The data —
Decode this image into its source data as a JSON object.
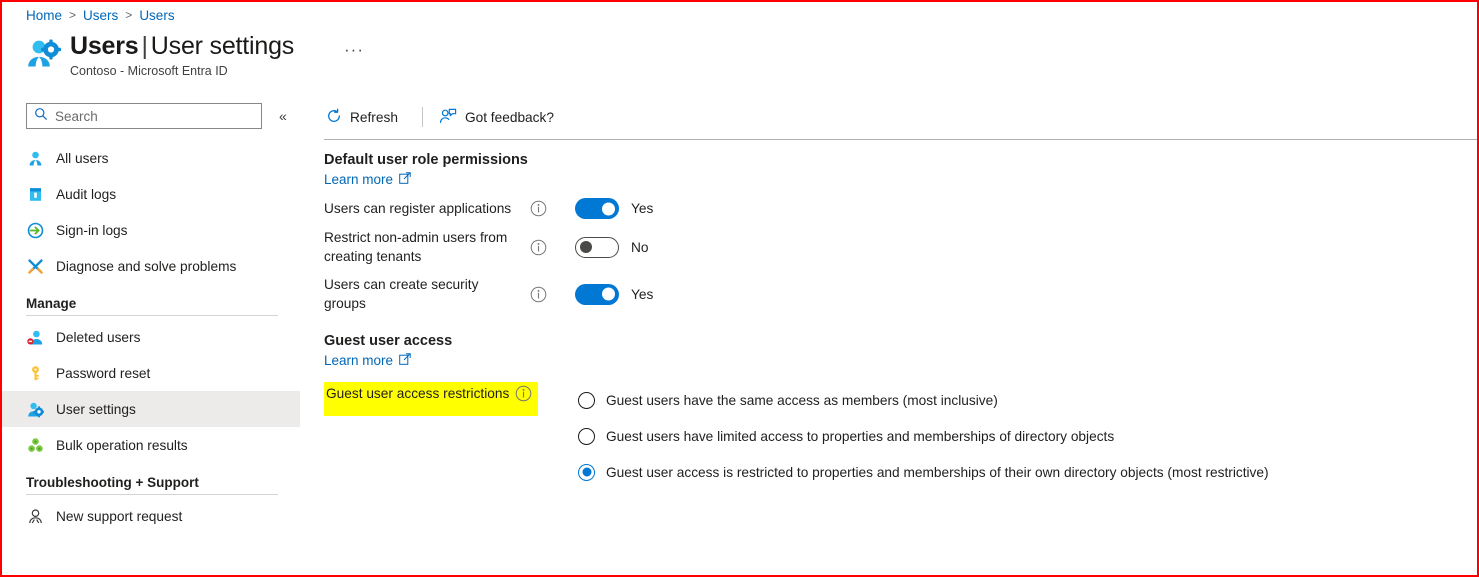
{
  "breadcrumb": {
    "items": [
      "Home",
      "Users",
      "Users"
    ],
    "separator": ">"
  },
  "header": {
    "icon": "users-settings-icon",
    "title_main": "Users",
    "title_divider": "|",
    "title_sub": "User settings",
    "subtitle": "Contoso - Microsoft Entra ID",
    "more_label": "···"
  },
  "search": {
    "placeholder": "Search",
    "value": "",
    "icon": "search-icon",
    "collapse_icon": "«"
  },
  "sidebar": {
    "items": [
      {
        "label": "All users",
        "icon": "user-icon",
        "selected": false
      },
      {
        "label": "Audit logs",
        "icon": "book-icon",
        "selected": false
      },
      {
        "label": "Sign-in logs",
        "icon": "sign-in-arrow-icon",
        "selected": false
      },
      {
        "label": "Diagnose and solve problems",
        "icon": "wrench-screwdriver-icon",
        "selected": false
      }
    ],
    "groups": [
      {
        "title": "Manage",
        "items": [
          {
            "label": "Deleted users",
            "icon": "user-delete-icon",
            "selected": false
          },
          {
            "label": "Password reset",
            "icon": "key-icon",
            "selected": false
          },
          {
            "label": "User settings",
            "icon": "user-gear-icon",
            "selected": true
          },
          {
            "label": "Bulk operation results",
            "icon": "bulk-clover-icon",
            "selected": false
          }
        ]
      },
      {
        "title": "Troubleshooting + Support",
        "items": [
          {
            "label": "New support request",
            "icon": "support-person-icon",
            "selected": false
          }
        ]
      }
    ]
  },
  "toolbar": {
    "refresh_label": "Refresh",
    "refresh_icon": "refresh-icon",
    "feedback_label": "Got feedback?",
    "feedback_icon": "feedback-person-icon"
  },
  "main": {
    "default_permissions": {
      "heading": "Default user role permissions",
      "learn_more": "Learn more",
      "learn_more_icon": "external-link-icon",
      "settings": [
        {
          "label": "Users can register applications",
          "state": "Yes",
          "on": true
        },
        {
          "label": "Restrict non-admin users from creating tenants",
          "state": "No",
          "on": false
        },
        {
          "label": "Users can create security groups",
          "state": "Yes",
          "on": true
        }
      ]
    },
    "guest_access": {
      "heading": "Guest user access",
      "learn_more": "Learn more",
      "learn_more_icon": "external-link-icon",
      "restrictions_label": "Guest user access restrictions",
      "restrictions_highlight_color": "#ffff00",
      "options": [
        {
          "label": "Guest users have the same access as members (most inclusive)",
          "selected": false
        },
        {
          "label": "Guest users have limited access to properties and memberships of directory objects",
          "selected": false
        },
        {
          "label": "Guest user access is restricted to properties and memberships of their own directory objects (most restrictive)",
          "selected": true
        }
      ]
    }
  },
  "colors": {
    "accent": "#0078d4",
    "link": "#0067b8",
    "highlight": "#ffff00",
    "selected_row": "#edebe9",
    "screenshot_border": "#ff0000"
  }
}
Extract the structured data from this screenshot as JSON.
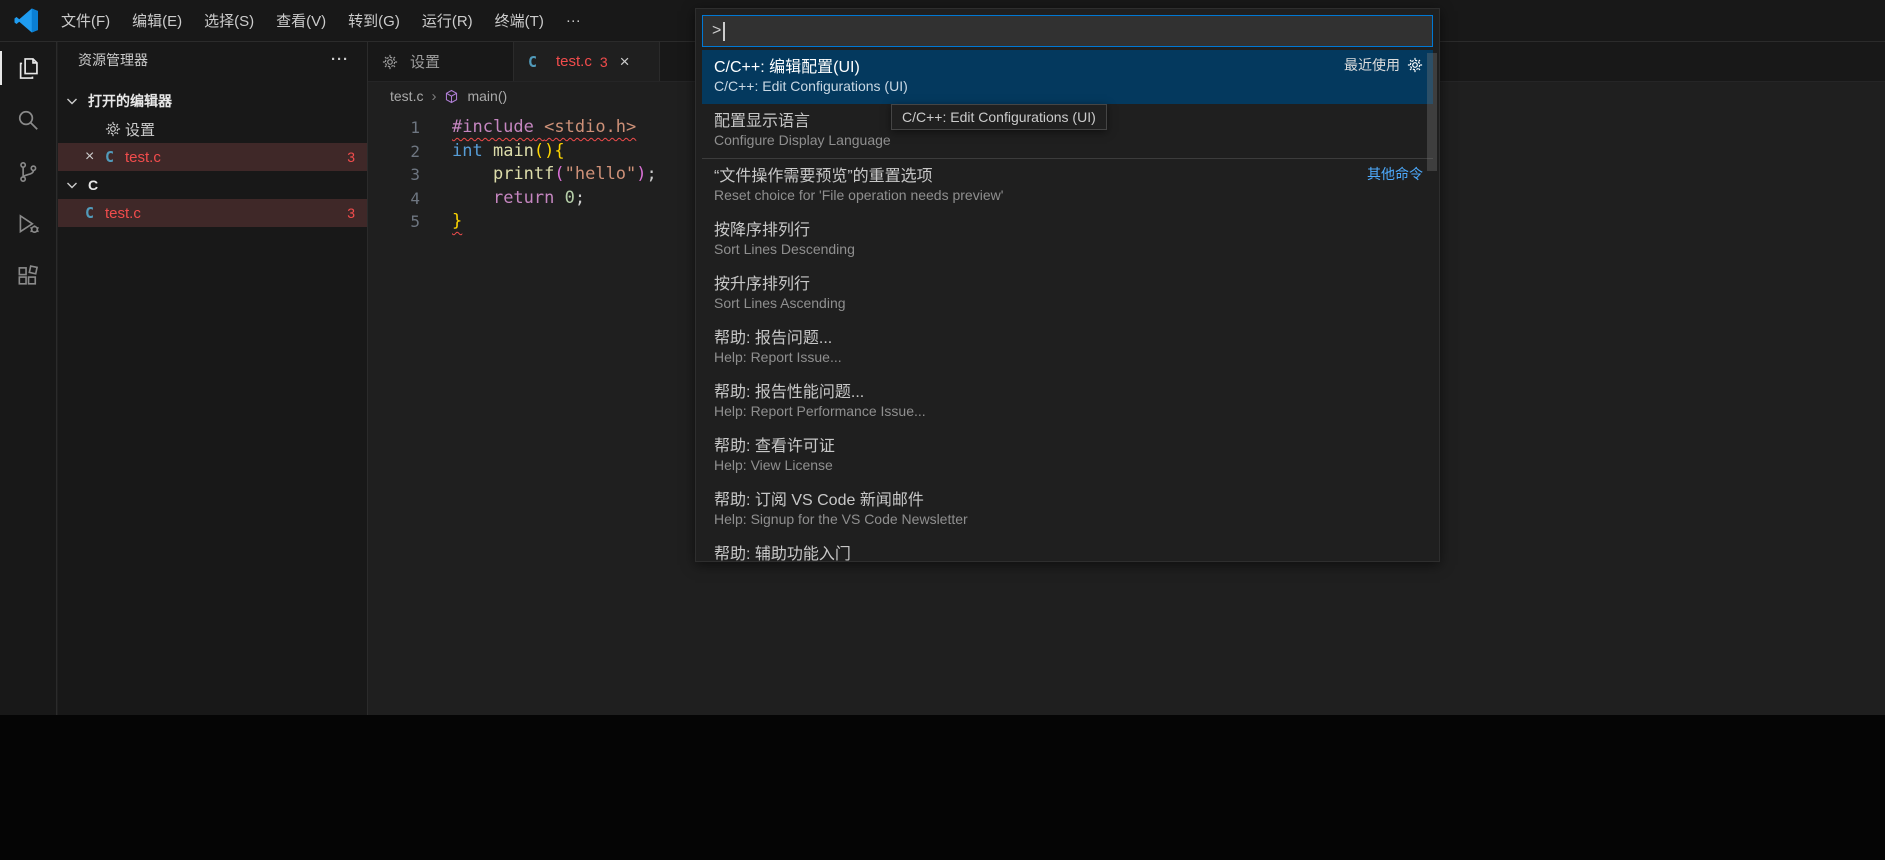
{
  "colors": {
    "accent": "#0078d4",
    "selection_blue": "#04395e",
    "error_red": "#f14c4c",
    "link_blue": "#4daafc",
    "titlebar_bg": "#181818",
    "editor_bg": "#1f1f1f"
  },
  "menu_bar": {
    "items": [
      {
        "label": "文件(F)"
      },
      {
        "label": "编辑(E)"
      },
      {
        "label": "选择(S)"
      },
      {
        "label": "查看(V)"
      },
      {
        "label": "转到(G)"
      },
      {
        "label": "运行(R)"
      },
      {
        "label": "终端(T)"
      },
      {
        "label": "···"
      }
    ]
  },
  "activity_bar": {
    "items": [
      {
        "name": "explorer",
        "active": true
      },
      {
        "name": "search",
        "active": false
      },
      {
        "name": "source-control",
        "active": false
      },
      {
        "name": "run-debug",
        "active": false
      },
      {
        "name": "extensions",
        "active": false
      }
    ]
  },
  "sidebar": {
    "title": "资源管理器",
    "more_actions": "···",
    "open_editors": {
      "label": "打开的编辑器",
      "items": [
        {
          "icon": "gear",
          "label": "设置",
          "error": false,
          "selected": false,
          "closable": false,
          "badge": ""
        },
        {
          "icon": "c",
          "label": "test.c",
          "error": true,
          "selected": true,
          "closable": true,
          "badge": "3"
        }
      ]
    },
    "folder": {
      "label": "C",
      "items": [
        {
          "icon": "c",
          "label": "test.c",
          "error": true,
          "selected": true,
          "closable": false,
          "badge": "3"
        }
      ]
    }
  },
  "editor": {
    "tabs": [
      {
        "icon": "gear",
        "label": "设置",
        "active": false,
        "error": false,
        "badge": "",
        "close": ""
      },
      {
        "icon": "c",
        "label": "test.c",
        "active": true,
        "error": true,
        "badge": "3",
        "close": "×"
      }
    ],
    "breadcrumb": {
      "file": "test.c",
      "separator": "›",
      "symbol": "main()"
    },
    "code_lines": [
      {
        "n": "1",
        "squiggle": true,
        "tokens": [
          {
            "t": "#include",
            "c": "mag"
          },
          {
            "t": " ",
            "c": "fg"
          },
          {
            "t": "<stdio.h>",
            "c": "str"
          }
        ]
      },
      {
        "n": "2",
        "squiggle": false,
        "tokens": [
          {
            "t": "int",
            "c": "kw"
          },
          {
            "t": " ",
            "c": "fg"
          },
          {
            "t": "main",
            "c": "fn"
          },
          {
            "t": "()",
            "c": "b1"
          },
          {
            "t": "{",
            "c": "b1"
          }
        ]
      },
      {
        "n": "3",
        "squiggle": false,
        "tokens": [
          {
            "t": "    ",
            "c": "fg"
          },
          {
            "t": "printf",
            "c": "fn"
          },
          {
            "t": "(",
            "c": "b2"
          },
          {
            "t": "\"hello\"",
            "c": "str"
          },
          {
            "t": ")",
            "c": "b2"
          },
          {
            "t": ";",
            "c": "fg"
          }
        ]
      },
      {
        "n": "4",
        "squiggle": false,
        "tokens": [
          {
            "t": "    ",
            "c": "fg"
          },
          {
            "t": "return",
            "c": "mag"
          },
          {
            "t": " ",
            "c": "fg"
          },
          {
            "t": "0",
            "c": "num"
          },
          {
            "t": ";",
            "c": "fg"
          }
        ]
      },
      {
        "n": "5",
        "squiggle": true,
        "tokens": [
          {
            "t": "}",
            "c": "b1"
          }
        ]
      }
    ]
  },
  "command_palette": {
    "input_value": ">",
    "items": [
      {
        "title": "C/C++: 编辑配置(UI)",
        "subtitle": "C/C++: Edit Configurations (UI)",
        "selected": true,
        "meta": "最近使用",
        "meta_type": "recent",
        "meta_gear": true,
        "separator_top": false
      },
      {
        "title": "配置显示语言",
        "subtitle": "Configure Display Language",
        "selected": false,
        "meta": "",
        "meta_type": "",
        "meta_gear": false,
        "separator_top": false
      },
      {
        "title": "“文件操作需要预览”的重置选项",
        "subtitle": "Reset choice for 'File operation needs preview'",
        "selected": false,
        "meta": "其他命令",
        "meta_type": "link",
        "meta_gear": false,
        "separator_top": true
      },
      {
        "title": "按降序排列行",
        "subtitle": "Sort Lines Descending",
        "selected": false,
        "meta": "",
        "meta_type": "",
        "meta_gear": false,
        "separator_top": false
      },
      {
        "title": "按升序排列行",
        "subtitle": "Sort Lines Ascending",
        "selected": false,
        "meta": "",
        "meta_type": "",
        "meta_gear": false,
        "separator_top": false
      },
      {
        "title": "帮助: 报告问题...",
        "subtitle": "Help: Report Issue...",
        "selected": false,
        "meta": "",
        "meta_type": "",
        "meta_gear": false,
        "separator_top": false
      },
      {
        "title": "帮助: 报告性能问题...",
        "subtitle": "Help: Report Performance Issue...",
        "selected": false,
        "meta": "",
        "meta_type": "",
        "meta_gear": false,
        "separator_top": false
      },
      {
        "title": "帮助: 查看许可证",
        "subtitle": "Help: View License",
        "selected": false,
        "meta": "",
        "meta_type": "",
        "meta_gear": false,
        "separator_top": false
      },
      {
        "title": "帮助: 订阅 VS Code 新闻邮件",
        "subtitle": "Help: Signup for the VS Code Newsletter",
        "selected": false,
        "meta": "",
        "meta_type": "",
        "meta_gear": false,
        "separator_top": false
      },
      {
        "title": "帮助: 辅助功能入门",
        "subtitle": "",
        "selected": false,
        "meta": "",
        "meta_type": "",
        "meta_gear": false,
        "separator_top": false
      }
    ]
  },
  "tooltip": {
    "text": "C/C++: Edit Configurations (UI)"
  }
}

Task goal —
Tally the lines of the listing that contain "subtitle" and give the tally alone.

Problem solution —
11